**REQUIREMENT**:
Your answer needs to include each line of the records in which the string "preview" can be found.

**RECORDS SUPPLIED**:
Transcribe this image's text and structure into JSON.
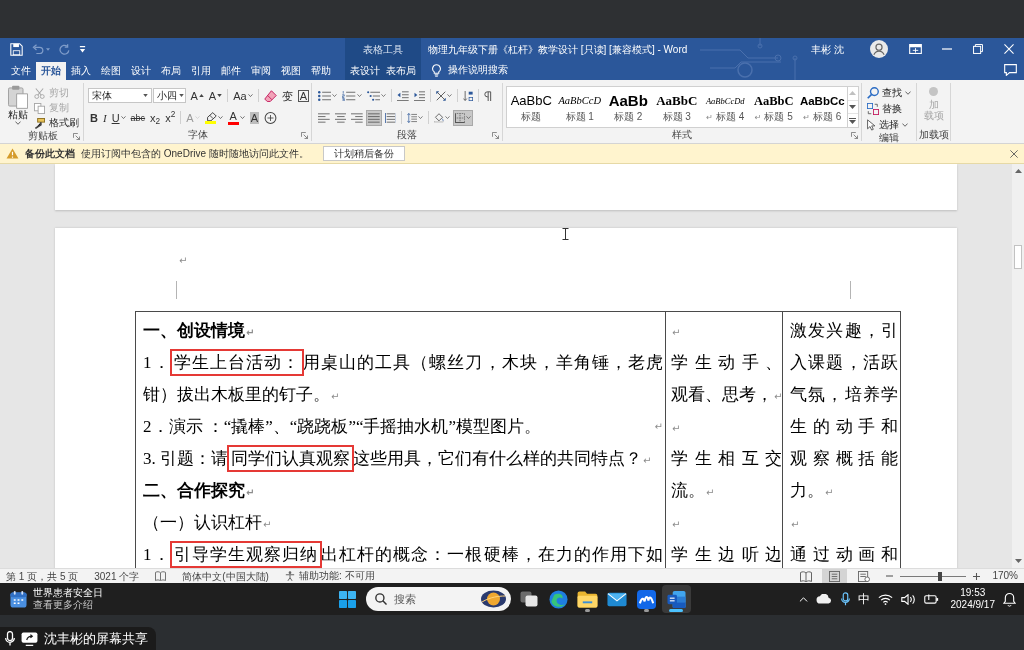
{
  "window": {
    "tool_group": "表格工具",
    "title": "物理九年级下册《杠杆》教学设计 [只读] [兼容模式] - Word",
    "user": "丰彬 沈"
  },
  "quick_access": [
    {
      "kind": "save",
      "disabled": false
    },
    {
      "kind": "undo",
      "disabled": true
    },
    {
      "kind": "redo",
      "disabled": true
    },
    {
      "kind": "customize",
      "disabled": false
    }
  ],
  "tabs": [
    {
      "label": "文件",
      "selected": false,
      "contextual": false
    },
    {
      "label": "开始",
      "selected": true,
      "contextual": false
    },
    {
      "label": "插入",
      "selected": false,
      "contextual": false
    },
    {
      "label": "绘图",
      "selected": false,
      "contextual": false
    },
    {
      "label": "设计",
      "selected": false,
      "contextual": false
    },
    {
      "label": "布局",
      "selected": false,
      "contextual": false
    },
    {
      "label": "引用",
      "selected": false,
      "contextual": false
    },
    {
      "label": "邮件",
      "selected": false,
      "contextual": false
    },
    {
      "label": "审阅",
      "selected": false,
      "contextual": false
    },
    {
      "label": "视图",
      "selected": false,
      "contextual": false
    },
    {
      "label": "帮助",
      "selected": false,
      "contextual": false
    },
    {
      "label": "表设计",
      "selected": false,
      "contextual": true
    },
    {
      "label": "表布局",
      "selected": false,
      "contextual": true
    }
  ],
  "tell_me": {
    "label": "操作说明搜索"
  },
  "ribbon": {
    "clipboard": {
      "title": "剪贴板",
      "paste": {
        "label": "粘贴"
      },
      "tools": [
        {
          "kind": "cut",
          "label": "剪切",
          "disabled": true
        },
        {
          "kind": "copy",
          "label": "复制",
          "disabled": true
        },
        {
          "kind": "format-painter",
          "label": "格式刷",
          "disabled": false
        }
      ]
    },
    "font": {
      "title": "字体",
      "font_name": "宋体",
      "font_size": "小四",
      "row_1": [
        {
          "kind": "grow",
          "glyph": "A",
          "disabled": false
        },
        {
          "kind": "shrink",
          "glyph": "A",
          "disabled": false
        },
        {
          "kind": "case",
          "glyph": "Aa",
          "disabled": false
        },
        {
          "kind": "clear",
          "disabled": false
        },
        {
          "kind": "phonetic",
          "glyph": "变",
          "disabled": false
        },
        {
          "kind": "border",
          "glyph": "A",
          "disabled": false
        }
      ],
      "row_2": [
        {
          "kind": "bold",
          "glyph": "B",
          "disabled": false
        },
        {
          "kind": "italic",
          "glyph": "I",
          "disabled": false
        },
        {
          "kind": "underline",
          "glyph": "U",
          "disabled": false
        },
        {
          "kind": "strike",
          "glyph": "abc",
          "disabled": false
        },
        {
          "kind": "sub",
          "glyph": "x$_{2}$",
          "disabled": false
        },
        {
          "kind": "sup",
          "glyph": "x$^{2}$",
          "disabled": false
        },
        {
          "kind": "effects",
          "glyph": "A",
          "disabled": true
        },
        {
          "kind": "highlight",
          "color": "#ffff00",
          "disabled": false
        },
        {
          "kind": "color",
          "glyph": "A",
          "color": "#ff0000",
          "disabled": false
        },
        {
          "kind": "shading",
          "glyph": "A",
          "disabled": false
        },
        {
          "kind": "enclose",
          "disabled": false
        }
      ]
    },
    "paragraph": {
      "title": "段落",
      "row_1": [
        {
          "kind": "bullets",
          "selected": false
        },
        {
          "kind": "numbering",
          "selected": false
        },
        {
          "kind": "multilevel",
          "selected": false
        },
        {
          "kind": "outdent",
          "selected": false
        },
        {
          "kind": "indent",
          "selected": false
        },
        {
          "kind": "asian-layout",
          "selected": false
        },
        {
          "kind": "sort",
          "selected": false
        },
        {
          "kind": "marks",
          "selected": false
        }
      ],
      "row_2": [
        {
          "kind": "align-left",
          "selected": false
        },
        {
          "kind": "align-center",
          "selected": false
        },
        {
          "kind": "align-right",
          "selected": false
        },
        {
          "kind": "justify",
          "selected": true
        },
        {
          "kind": "distribute",
          "selected": false
        },
        {
          "kind": "line-spacing",
          "selected": false
        },
        {
          "kind": "shading",
          "selected": false
        },
        {
          "kind": "borders",
          "selected": true
        }
      ]
    },
    "styles": {
      "title": "样式",
      "items": [
        {
          "kind": "title",
          "preview": "AaBbC",
          "label": "标题"
        },
        {
          "kind": "italic",
          "preview": "AaBbCcD",
          "label": "标题 1"
        },
        {
          "kind": "heavy",
          "preview": "AaBb",
          "label": "标题 2"
        },
        {
          "kind": "bold",
          "preview": "AaBbC",
          "label": "标题 3"
        },
        {
          "kind": "small-italic",
          "preview": "AaBbCcDd",
          "label": "标题 4",
          "link_mark": "↵"
        },
        {
          "kind": "bold-serif",
          "preview": "AaBbC",
          "label": "标题 5",
          "link_mark": "↵"
        },
        {
          "kind": "bold-sans",
          "preview": "AaBbCc",
          "label": "标题 6",
          "link_mark": "↵"
        }
      ]
    },
    "editing": {
      "title": "编辑",
      "items": [
        {
          "kind": "find",
          "label": "查找",
          "dropdown": true
        },
        {
          "kind": "replace",
          "label": "替换",
          "dropdown": false
        },
        {
          "kind": "select",
          "label": "选择",
          "dropdown": true
        }
      ]
    },
    "add_ins": {
      "title": "加载项",
      "label_lines": [
        "加",
        "载项"
      ],
      "disabled": true
    }
  },
  "info_bar": {
    "title": "备份此文档",
    "message": "使用订阅中包含的 OneDrive 随时随地访问此文件。",
    "button": "计划稍后备份"
  },
  "document": {
    "lead_paragraphs": [
      {
        "end_mark": "↵"
      }
    ],
    "table": {
      "rows": [
        {
          "cells": [
            {
              "paragraphs": [
                {
                  "bold": true,
                  "lines": [
                    [
                      {
                        "text": "一、创设情境",
                        "boxed": false
                      }
                    ]
                  ],
                  "end_mark": "↵"
                },
                {
                  "bold": false,
                  "lines": [
                    [
                      {
                        "text": "1．",
                        "boxed": false
                      },
                      {
                        "text": "学生上台活动：",
                        "boxed": true
                      },
                      {
                        "text": "用桌山的工具（螺丝刀，木块，羊角锤，老虎",
                        "boxed": false
                      }
                    ],
                    [
                      {
                        "text": "钳）拔出木板里的钉子。",
                        "boxed": false
                      }
                    ]
                  ],
                  "end_mark": "↵"
                },
                {
                  "bold": false,
                  "lines": [
                    [
                      {
                        "text": "2．演示 ：“撬棒”、“跷跷板”“手摇抽水机”模型图片。",
                        "boxed": false
                      }
                    ]
                  ],
                  "end_mark": "↵",
                  "mark_at_edge": true
                },
                {
                  "bold": false,
                  "lines": [
                    [
                      {
                        "text": "3. 引题：请",
                        "boxed": false
                      },
                      {
                        "text": "同学们认真观察",
                        "boxed": true
                      },
                      {
                        "text": "这些用具，它们有什么样的共同特点？",
                        "boxed": false
                      }
                    ]
                  ],
                  "end_mark": "↵"
                },
                {
                  "bold": true,
                  "lines": [
                    [
                      {
                        "text": "二、合作探究",
                        "boxed": false
                      }
                    ]
                  ],
                  "end_mark": "↵"
                },
                {
                  "bold": false,
                  "lines": [
                    [
                      {
                        "text": "（一）认识杠杆",
                        "boxed": false
                      }
                    ]
                  ],
                  "end_mark": "↵"
                },
                {
                  "bold": false,
                  "lines": [
                    [
                      {
                        "text": "1．",
                        "boxed": false
                      },
                      {
                        "text": "引导学生观察归纳",
                        "boxed": true
                      },
                      {
                        "text": "出杠杆的概念：一根硬棒，在力的作用下如",
                        "boxed": false
                      }
                    ]
                  ],
                  "continues": true
                }
              ]
            },
            {
              "paragraphs": [
                {
                  "bold": false,
                  "end_mark": "↵"
                },
                {
                  "bold": false,
                  "lines": [
                    [
                      {
                        "text": "学生动手、",
                        "boxed": false
                      }
                    ],
                    [
                      {
                        "text": "观看、思考，",
                        "boxed": false
                      }
                    ]
                  ],
                  "end_mark": "↵"
                },
                {
                  "bold": false,
                  "end_mark": "↵"
                },
                {
                  "bold": false,
                  "lines": [
                    [
                      {
                        "text": "学生相互交",
                        "boxed": false
                      }
                    ],
                    [
                      {
                        "text": "流。",
                        "boxed": false
                      }
                    ]
                  ],
                  "end_mark": "↵"
                },
                {
                  "bold": false,
                  "end_mark": "↵"
                },
                {
                  "bold": false,
                  "lines": [
                    [
                      {
                        "text": "学生边听边",
                        "boxed": false
                      }
                    ]
                  ],
                  "continues": true
                }
              ]
            },
            {
              "paragraphs": [
                {
                  "bold": false,
                  "lines": [
                    [
                      {
                        "text": "激发兴趣，引",
                        "boxed": false
                      }
                    ],
                    [
                      {
                        "text": "入课题，活跃",
                        "boxed": false
                      }
                    ],
                    [
                      {
                        "text": "气氛，培养学",
                        "boxed": false
                      }
                    ],
                    [
                      {
                        "text": "生的动手和",
                        "boxed": false
                      }
                    ],
                    [
                      {
                        "text": "观察概括能",
                        "boxed": false
                      }
                    ],
                    [
                      {
                        "text": "力。",
                        "boxed": false
                      }
                    ]
                  ],
                  "end_mark": "↵"
                },
                {
                  "bold": false,
                  "end_mark": "↵"
                },
                {
                  "bold": false,
                  "lines": [
                    [
                      {
                        "text": "通过动画和",
                        "boxed": false
                      }
                    ]
                  ],
                  "continues": true
                }
              ]
            }
          ]
        }
      ]
    }
  },
  "status_bar": {
    "page": "第 1 页，共 5 页",
    "words": "3021 个字",
    "language": "简体中文(中国大陆)",
    "accessibility": "辅助功能: 不可用",
    "views": [
      {
        "kind": "read",
        "selected": false
      },
      {
        "kind": "print",
        "selected": true
      },
      {
        "kind": "web",
        "selected": false
      }
    ],
    "zoom": {
      "level": 0.6,
      "reading": "170%"
    }
  },
  "taskbar": {
    "widget": {
      "title": "世界患者安全日",
      "subtitle": "查看更多介绍"
    },
    "search": {
      "placeholder": "搜索"
    },
    "apps": [
      {
        "kind": "task-view",
        "running": false,
        "active": false
      },
      {
        "kind": "edge",
        "running": false,
        "active": false
      },
      {
        "kind": "explorer",
        "running": true,
        "active": false
      },
      {
        "kind": "mail",
        "running": false,
        "active": false
      },
      {
        "kind": "meeting",
        "running": true,
        "active": false
      },
      {
        "kind": "word",
        "running": true,
        "active": true
      }
    ],
    "tray": {
      "ime": "中",
      "time": "19:53",
      "date": "2024/9/17"
    }
  },
  "screen_share": {
    "label": "沈丰彬的屏幕共享"
  }
}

**ANSWER FOR THIS EXERCISE**:
          "preview": "AaBbC",
          "preview": "AaBbCcD",
          "preview": "AaBb",
          "preview": "AaBbC",
          "preview": "AaBbCcDd",
          "preview": "AaBbC",
          "preview": "AaBbCc",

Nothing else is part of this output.